As an example, consider 2008, the most recent year in which Chicago surpassed the grisly 500-homicide mark. Hyde Park had a violent crime rate of 558 per 100,000 residents. By comparison, the citywide rate was more than twice as much, at 1,263 per 100,000 Chicagoans. Of course, then there were nearby communities, many of which experienced a different sort of violence entirely, one far more tenacious and constant than we are accustomed to in Hyde Park. Take for example Woodlawn (1,904), Washington Park (3,138), and Englewood (5,405)—just a snapshot of “the other Chicago” that lies beyond our borders.
Trends over time tell a more complete story than just yearly snapshots, and that is as true of crime data as any other field of social science. The UCPD reports that Hyde Park violent crime steadily declined for the past decade. But did this trend continue into 2012, a year that saw awful spikes in violence across the rest of Chicago? Were Hyde Park and the University affected?
To answer this question, I looked at UCPD and CPD crime logs from 2011 and 2012. Although the data sets have overlaps in reported crime, there are often big differences; incidents called in exclusively to the CPD do not show up in UCPD reports, for example. This meant it was possible that UCPD and CPD data showed different stories about what happened in these two years. Because violent crime is so uniquely harmful to victims and a community, I only looked at robbery, battery, assault, and murder. Property crimes, although damaging, just do not cause the same sort of profound trauma.
In the end, both sources were in agreement: Hyde Park has gotten a whole lot safer from 2011 to 2012. According to the UCPD, there was a 12 percent decrease in Hyde Park violence, from 103 incidents in 2011 to 91 in 2012. The CPD, with a more comprehensive set of reported crimes, reported 758 incidents in 2011 but only 537 in 2012, a whopping 29 percent decrease. Admittedly, some readers might be very alarmed by these raw numbers, totals that still seem high. To put them in context, consider the hyper-affluent Gold Coast on the city’s North Side, a neighborhood that is widely acknowledged to be the safest community in the city. In 2011, the Gold Coast recorded 502 violent incidents, with 404 in 2012. These numbers are right in the range of Hyde Park’s, proving not only how safe our South Side home is, but also that it remains one of the safest places in Chicago.

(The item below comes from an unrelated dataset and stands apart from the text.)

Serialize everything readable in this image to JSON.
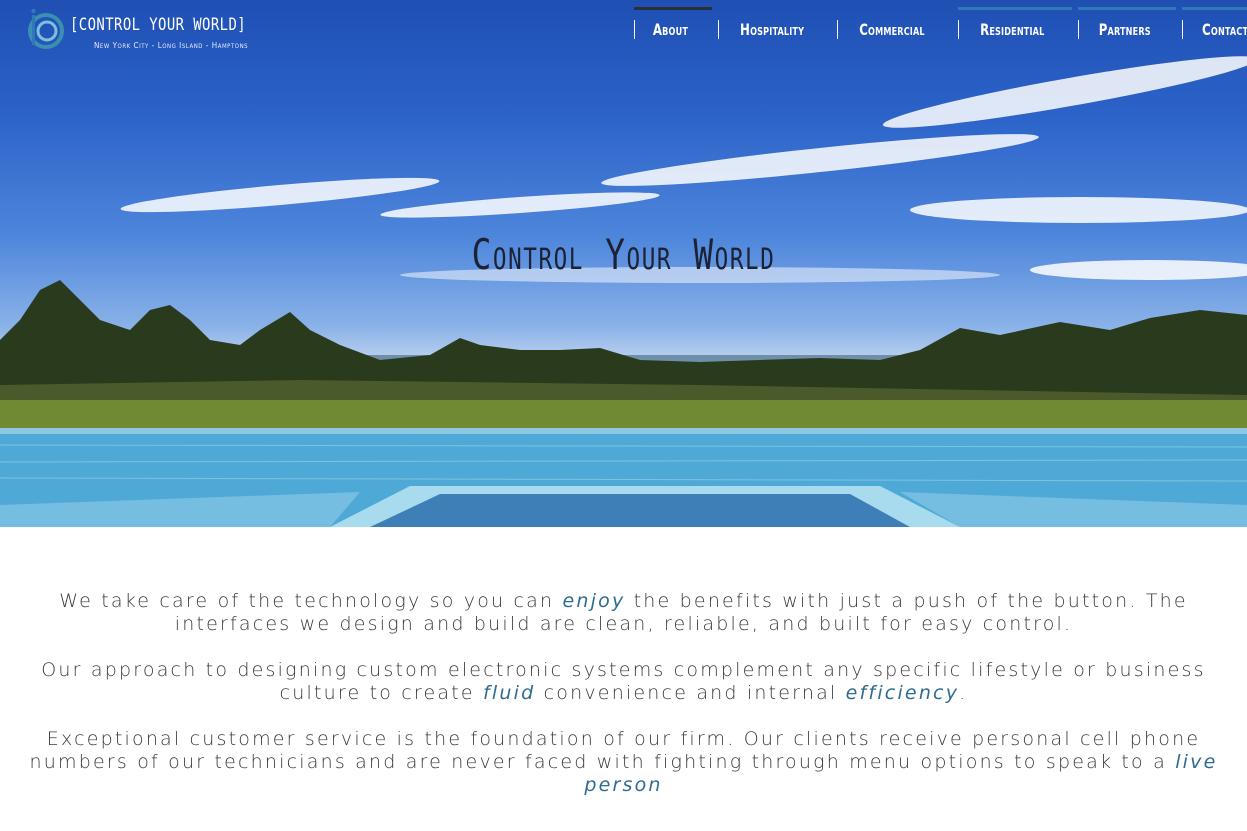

Despite these statistics, our University is still in an urban area. Crime still occurs, especially violent crime. As head instructor in the UChicago Self-Defense Club, I always remind my students to remain vigilant and aware, even though crime in our area is thankfully so low. For those who are the victims of crime, these probabilities and percentages are little consolation. But for most students, alumni, applicants, professors, and Hyde Park community members, the facts about local crime are very heartening. In light of these findings, let’s all make a collective resolution in this new year to stop preaching the myth of UChicago and Hyde Park crime and danger. Also, returning to those wise CTA drivers, let’s actually put those iPhones and handheld devices away when we are in transit, whether walking or bussing.
Sheridan Lardner, A.B. ‘11, is a graduate student in the School of Social Service Administration.